(Problem to solve):
An exact reproduction of each record is required.

(Raw data):
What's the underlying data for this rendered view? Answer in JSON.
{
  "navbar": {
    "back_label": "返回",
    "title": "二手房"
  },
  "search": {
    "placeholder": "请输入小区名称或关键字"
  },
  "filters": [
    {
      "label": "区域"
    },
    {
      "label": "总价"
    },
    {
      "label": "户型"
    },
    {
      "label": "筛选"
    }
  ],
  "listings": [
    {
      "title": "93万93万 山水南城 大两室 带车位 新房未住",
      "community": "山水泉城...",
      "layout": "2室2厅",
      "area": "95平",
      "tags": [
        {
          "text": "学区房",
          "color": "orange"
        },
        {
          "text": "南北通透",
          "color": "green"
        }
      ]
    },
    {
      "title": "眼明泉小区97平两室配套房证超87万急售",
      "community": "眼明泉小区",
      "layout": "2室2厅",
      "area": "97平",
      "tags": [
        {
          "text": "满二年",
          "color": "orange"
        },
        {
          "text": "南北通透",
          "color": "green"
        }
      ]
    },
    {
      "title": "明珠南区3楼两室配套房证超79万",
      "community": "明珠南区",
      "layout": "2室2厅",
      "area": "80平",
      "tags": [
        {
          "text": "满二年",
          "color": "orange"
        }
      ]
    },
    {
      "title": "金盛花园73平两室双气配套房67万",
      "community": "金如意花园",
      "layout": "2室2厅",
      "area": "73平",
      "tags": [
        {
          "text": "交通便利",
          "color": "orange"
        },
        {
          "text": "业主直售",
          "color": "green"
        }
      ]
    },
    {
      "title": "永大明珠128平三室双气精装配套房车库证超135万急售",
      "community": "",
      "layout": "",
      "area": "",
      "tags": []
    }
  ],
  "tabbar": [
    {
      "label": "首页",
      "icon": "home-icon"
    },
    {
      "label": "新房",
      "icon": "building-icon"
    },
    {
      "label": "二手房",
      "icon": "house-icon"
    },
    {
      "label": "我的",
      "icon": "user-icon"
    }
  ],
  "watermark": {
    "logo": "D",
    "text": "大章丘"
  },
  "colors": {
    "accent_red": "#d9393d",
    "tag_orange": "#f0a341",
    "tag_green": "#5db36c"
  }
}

(Completed exercise):
What's the underlying data for this rendered view? Answer in JSON.
{
  "navbar": {
    "back_label": "返回",
    "title": "二手房"
  },
  "search": {
    "placeholder": "请输入小区名称或关键字"
  },
  "filters": [
    {
      "label": "区域"
    },
    {
      "label": "总价"
    },
    {
      "label": "户型"
    },
    {
      "label": "筛选"
    }
  ],
  "listings": [
    {
      "title": "93万93万 山水南城 大两室 带车位 新房未住",
      "community": "山水泉城...",
      "layout": "2室2厅",
      "area": "95平",
      "tags": [
        {
          "text": "学区房",
          "color": "orange"
        },
        {
          "text": "南北通透",
          "color": "green"
        }
      ]
    },
    {
      "title": "眼明泉小区97平两室配套房证超87万急售",
      "community": "眼明泉小区",
      "layout": "2室2厅",
      "area": "97平",
      "tags": [
        {
          "text": "满二年",
          "color": "orange"
        },
        {
          "text": "南北通透",
          "color": "green"
        }
      ]
    },
    {
      "title": "明珠南区3楼两室配套房证超79万",
      "community": "明珠南区",
      "layout": "2室2厅",
      "area": "80平",
      "tags": [
        {
          "text": "满二年",
          "color": "orange"
        }
      ]
    },
    {
      "title": "金盛花园73平两室双气配套房67万",
      "community": "金如意花园",
      "layout": "2室2厅",
      "area": "73平",
      "tags": [
        {
          "text": "交通便利",
          "color": "orange"
        },
        {
          "text": "业主直售",
          "color": "green"
        }
      ]
    },
    {
      "title": "永大明珠128平三室双气精装配套房车库证超135万急售",
      "community": "",
      "layout": "",
      "area": "",
      "tags": []
    }
  ],
  "tabbar": [
    {
      "label": "首页",
      "icon": "home-icon"
    },
    {
      "label": "新房",
      "icon": "building-icon"
    },
    {
      "label": "二手房",
      "icon": "house-icon"
    },
    {
      "label": "我的",
      "icon": "user-icon"
    }
  ],
  "watermark": {
    "logo": "D",
    "text": "大章丘"
  },
  "colors": {
    "accent_red": "#d9393d",
    "tag_orange": "#f0a341",
    "tag_green": "#5db36c"
  }
}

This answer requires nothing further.